═══ DATA FOR THIS TASK
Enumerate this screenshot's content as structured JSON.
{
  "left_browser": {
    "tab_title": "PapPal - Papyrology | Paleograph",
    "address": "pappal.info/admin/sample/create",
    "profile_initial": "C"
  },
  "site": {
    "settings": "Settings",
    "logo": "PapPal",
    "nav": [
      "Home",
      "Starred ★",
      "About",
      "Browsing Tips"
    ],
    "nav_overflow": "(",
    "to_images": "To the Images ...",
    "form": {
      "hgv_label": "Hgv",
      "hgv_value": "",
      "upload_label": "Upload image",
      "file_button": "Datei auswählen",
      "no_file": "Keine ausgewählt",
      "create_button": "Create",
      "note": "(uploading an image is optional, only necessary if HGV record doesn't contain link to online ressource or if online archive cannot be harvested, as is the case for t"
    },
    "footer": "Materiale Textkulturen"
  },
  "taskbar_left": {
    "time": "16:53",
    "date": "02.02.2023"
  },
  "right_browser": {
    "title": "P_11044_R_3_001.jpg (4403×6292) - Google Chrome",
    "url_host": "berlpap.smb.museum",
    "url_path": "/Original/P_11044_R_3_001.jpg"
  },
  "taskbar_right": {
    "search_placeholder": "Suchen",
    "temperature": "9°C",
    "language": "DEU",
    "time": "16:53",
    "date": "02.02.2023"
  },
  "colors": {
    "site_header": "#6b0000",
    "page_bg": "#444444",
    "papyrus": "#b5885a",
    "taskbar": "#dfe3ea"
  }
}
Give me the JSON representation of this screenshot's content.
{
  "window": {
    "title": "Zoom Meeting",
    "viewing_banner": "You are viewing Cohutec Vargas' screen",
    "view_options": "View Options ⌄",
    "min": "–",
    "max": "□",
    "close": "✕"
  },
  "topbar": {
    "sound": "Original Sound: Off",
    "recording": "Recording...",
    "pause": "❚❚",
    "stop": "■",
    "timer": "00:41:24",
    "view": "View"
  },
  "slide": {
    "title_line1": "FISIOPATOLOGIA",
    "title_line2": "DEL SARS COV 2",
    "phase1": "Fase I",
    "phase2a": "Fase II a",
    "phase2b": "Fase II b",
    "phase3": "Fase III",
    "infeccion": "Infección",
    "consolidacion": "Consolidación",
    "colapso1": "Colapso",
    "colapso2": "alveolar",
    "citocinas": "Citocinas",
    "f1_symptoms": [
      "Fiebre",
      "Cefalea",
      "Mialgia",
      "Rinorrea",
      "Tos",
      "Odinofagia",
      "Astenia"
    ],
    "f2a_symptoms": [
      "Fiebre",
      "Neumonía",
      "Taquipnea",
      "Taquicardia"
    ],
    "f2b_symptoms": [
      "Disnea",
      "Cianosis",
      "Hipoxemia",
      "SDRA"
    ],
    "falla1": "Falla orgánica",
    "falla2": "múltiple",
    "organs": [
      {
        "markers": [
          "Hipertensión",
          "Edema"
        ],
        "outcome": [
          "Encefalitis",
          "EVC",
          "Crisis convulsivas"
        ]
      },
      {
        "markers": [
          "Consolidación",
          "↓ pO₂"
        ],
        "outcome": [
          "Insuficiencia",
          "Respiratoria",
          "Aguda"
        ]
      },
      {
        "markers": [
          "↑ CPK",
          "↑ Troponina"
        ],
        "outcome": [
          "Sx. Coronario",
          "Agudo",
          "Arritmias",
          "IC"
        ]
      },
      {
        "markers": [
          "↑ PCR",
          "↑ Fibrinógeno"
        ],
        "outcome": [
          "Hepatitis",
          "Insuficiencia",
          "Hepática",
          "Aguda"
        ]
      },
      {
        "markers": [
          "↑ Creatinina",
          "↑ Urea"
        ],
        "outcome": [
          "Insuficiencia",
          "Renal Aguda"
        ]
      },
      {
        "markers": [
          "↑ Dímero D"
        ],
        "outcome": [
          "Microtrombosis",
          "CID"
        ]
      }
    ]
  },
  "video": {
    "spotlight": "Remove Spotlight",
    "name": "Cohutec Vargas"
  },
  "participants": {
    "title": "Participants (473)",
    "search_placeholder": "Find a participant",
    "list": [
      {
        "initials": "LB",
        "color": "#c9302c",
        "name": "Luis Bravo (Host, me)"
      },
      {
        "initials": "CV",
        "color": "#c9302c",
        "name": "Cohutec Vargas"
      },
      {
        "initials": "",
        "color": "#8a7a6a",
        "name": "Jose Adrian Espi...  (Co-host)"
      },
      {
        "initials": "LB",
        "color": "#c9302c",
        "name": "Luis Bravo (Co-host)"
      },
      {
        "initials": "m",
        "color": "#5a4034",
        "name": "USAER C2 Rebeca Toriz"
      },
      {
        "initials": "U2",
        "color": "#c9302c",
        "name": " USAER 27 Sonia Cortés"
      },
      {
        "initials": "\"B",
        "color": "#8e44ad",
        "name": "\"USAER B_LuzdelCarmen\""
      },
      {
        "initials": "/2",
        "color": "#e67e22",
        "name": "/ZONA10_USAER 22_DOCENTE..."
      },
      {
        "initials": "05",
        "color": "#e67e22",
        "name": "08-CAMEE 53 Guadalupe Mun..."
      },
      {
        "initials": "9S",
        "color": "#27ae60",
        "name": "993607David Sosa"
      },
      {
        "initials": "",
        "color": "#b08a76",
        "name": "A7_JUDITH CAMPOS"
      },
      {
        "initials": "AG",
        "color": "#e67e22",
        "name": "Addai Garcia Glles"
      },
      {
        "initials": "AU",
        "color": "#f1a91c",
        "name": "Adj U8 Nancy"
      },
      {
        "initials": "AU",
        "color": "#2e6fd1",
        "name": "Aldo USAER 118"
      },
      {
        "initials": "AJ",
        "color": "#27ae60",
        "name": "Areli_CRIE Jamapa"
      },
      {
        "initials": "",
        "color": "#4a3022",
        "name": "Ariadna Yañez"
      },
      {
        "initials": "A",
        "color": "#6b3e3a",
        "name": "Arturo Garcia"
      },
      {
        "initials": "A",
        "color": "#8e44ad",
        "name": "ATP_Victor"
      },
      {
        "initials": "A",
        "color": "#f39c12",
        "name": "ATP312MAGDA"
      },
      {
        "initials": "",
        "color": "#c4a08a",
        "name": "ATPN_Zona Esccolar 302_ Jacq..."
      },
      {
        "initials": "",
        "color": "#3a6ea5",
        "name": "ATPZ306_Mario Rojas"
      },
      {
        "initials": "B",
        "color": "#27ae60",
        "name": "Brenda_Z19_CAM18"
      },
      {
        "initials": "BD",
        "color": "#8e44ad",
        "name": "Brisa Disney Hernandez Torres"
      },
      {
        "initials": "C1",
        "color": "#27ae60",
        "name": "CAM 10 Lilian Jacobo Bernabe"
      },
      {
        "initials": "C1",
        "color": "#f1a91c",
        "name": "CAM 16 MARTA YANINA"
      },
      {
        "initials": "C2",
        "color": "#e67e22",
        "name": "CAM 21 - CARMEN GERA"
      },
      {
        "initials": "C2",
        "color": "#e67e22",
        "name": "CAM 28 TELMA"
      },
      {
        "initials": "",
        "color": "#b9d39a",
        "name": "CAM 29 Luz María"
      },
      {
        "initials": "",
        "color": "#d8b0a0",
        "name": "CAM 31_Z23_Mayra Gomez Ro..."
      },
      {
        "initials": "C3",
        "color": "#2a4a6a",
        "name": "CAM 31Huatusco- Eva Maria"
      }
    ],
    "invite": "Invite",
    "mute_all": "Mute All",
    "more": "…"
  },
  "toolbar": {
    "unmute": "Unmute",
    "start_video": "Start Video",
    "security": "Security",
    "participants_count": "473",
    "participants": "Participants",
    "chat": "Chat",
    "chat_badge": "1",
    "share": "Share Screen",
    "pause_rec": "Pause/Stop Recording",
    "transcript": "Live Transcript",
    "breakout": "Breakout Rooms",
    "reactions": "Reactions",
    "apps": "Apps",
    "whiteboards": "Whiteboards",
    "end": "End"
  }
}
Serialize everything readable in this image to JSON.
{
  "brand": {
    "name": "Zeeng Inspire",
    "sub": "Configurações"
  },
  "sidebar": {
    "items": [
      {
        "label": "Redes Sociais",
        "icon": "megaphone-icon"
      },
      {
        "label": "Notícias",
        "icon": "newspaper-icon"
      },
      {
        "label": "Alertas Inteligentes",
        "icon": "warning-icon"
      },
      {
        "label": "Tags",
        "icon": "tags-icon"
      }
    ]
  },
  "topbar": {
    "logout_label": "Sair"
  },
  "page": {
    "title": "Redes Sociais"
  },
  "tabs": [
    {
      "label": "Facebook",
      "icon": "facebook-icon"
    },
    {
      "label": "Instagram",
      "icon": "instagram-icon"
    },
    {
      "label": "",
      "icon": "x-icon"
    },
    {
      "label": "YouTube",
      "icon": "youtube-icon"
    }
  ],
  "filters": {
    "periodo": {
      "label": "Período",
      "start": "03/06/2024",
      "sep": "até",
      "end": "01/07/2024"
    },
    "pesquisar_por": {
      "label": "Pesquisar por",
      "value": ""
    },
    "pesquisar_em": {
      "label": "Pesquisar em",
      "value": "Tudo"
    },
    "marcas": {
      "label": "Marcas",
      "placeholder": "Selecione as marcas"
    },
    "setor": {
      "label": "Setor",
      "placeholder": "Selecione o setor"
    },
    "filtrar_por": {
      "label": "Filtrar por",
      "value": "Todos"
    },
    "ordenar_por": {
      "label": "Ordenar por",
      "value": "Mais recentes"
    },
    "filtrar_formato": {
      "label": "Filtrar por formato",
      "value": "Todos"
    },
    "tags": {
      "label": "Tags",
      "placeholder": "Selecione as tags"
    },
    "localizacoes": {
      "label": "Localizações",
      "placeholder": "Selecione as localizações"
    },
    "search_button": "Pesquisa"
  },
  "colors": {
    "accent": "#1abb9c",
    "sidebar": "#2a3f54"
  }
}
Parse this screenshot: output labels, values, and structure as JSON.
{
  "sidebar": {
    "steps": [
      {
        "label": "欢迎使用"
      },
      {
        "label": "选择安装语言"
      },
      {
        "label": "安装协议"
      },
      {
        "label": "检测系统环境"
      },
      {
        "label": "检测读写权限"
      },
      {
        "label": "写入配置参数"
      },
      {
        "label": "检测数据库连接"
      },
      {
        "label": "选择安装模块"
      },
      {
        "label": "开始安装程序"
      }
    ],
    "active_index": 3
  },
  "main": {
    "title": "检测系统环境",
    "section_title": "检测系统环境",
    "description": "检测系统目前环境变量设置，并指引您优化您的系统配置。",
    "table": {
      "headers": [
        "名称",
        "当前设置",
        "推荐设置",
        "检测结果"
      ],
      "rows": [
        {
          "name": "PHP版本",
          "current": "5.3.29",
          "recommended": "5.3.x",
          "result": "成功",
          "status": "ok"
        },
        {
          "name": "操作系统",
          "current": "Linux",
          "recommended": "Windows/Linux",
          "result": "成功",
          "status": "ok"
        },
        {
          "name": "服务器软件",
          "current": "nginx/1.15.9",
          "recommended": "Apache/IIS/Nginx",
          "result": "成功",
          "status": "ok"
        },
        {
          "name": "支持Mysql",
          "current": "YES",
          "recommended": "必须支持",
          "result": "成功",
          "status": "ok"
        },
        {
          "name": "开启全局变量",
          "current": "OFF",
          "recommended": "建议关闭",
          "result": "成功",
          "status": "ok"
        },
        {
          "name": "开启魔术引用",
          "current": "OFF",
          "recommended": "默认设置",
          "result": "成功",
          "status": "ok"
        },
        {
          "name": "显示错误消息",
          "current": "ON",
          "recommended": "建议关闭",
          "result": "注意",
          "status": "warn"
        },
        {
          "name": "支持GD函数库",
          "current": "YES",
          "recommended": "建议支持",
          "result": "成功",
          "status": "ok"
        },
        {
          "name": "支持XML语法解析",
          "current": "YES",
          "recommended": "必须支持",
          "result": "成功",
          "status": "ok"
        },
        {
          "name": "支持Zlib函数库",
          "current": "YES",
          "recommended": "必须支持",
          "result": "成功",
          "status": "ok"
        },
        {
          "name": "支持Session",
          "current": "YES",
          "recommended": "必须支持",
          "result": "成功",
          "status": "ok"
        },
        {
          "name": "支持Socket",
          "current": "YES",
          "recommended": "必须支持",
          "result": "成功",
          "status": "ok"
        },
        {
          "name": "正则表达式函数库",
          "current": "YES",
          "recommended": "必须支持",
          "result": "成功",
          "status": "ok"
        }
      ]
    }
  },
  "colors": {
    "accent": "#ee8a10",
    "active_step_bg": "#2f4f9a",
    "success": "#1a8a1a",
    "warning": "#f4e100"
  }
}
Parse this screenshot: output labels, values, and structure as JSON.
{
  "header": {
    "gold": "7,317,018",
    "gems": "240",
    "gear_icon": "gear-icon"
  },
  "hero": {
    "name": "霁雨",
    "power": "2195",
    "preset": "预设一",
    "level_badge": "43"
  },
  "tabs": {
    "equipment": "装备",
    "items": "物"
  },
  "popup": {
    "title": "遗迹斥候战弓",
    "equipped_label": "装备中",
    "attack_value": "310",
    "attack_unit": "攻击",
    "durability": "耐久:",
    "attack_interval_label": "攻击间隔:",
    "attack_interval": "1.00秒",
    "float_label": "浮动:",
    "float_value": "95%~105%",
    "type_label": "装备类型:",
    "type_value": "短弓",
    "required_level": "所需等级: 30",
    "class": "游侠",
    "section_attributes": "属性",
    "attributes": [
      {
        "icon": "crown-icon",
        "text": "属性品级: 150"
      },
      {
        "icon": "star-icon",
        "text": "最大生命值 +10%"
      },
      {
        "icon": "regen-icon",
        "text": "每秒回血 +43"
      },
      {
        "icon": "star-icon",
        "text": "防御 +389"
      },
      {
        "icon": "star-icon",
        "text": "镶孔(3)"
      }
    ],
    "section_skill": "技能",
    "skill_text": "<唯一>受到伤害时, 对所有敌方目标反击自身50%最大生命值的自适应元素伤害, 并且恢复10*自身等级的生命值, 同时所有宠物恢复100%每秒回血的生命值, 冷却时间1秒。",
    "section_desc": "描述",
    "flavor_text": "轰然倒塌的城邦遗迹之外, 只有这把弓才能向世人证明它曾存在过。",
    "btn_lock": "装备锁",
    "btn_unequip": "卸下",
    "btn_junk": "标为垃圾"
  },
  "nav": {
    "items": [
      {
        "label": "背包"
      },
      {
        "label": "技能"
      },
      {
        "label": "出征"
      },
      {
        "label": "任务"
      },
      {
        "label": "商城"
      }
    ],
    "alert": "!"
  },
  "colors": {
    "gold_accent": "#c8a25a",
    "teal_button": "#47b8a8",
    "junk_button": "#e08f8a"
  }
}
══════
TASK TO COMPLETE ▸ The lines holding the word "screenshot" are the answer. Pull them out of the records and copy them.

RESULT OF THIS EXERCISE ▸
Enumerate this screenshot's content as structured JSON.
Give me the JSON representation of this screenshot's content.
Parse this screenshot: output labels, values, and structure as JSON.
Parse this screenshot: output labels, values, and structure as JSON.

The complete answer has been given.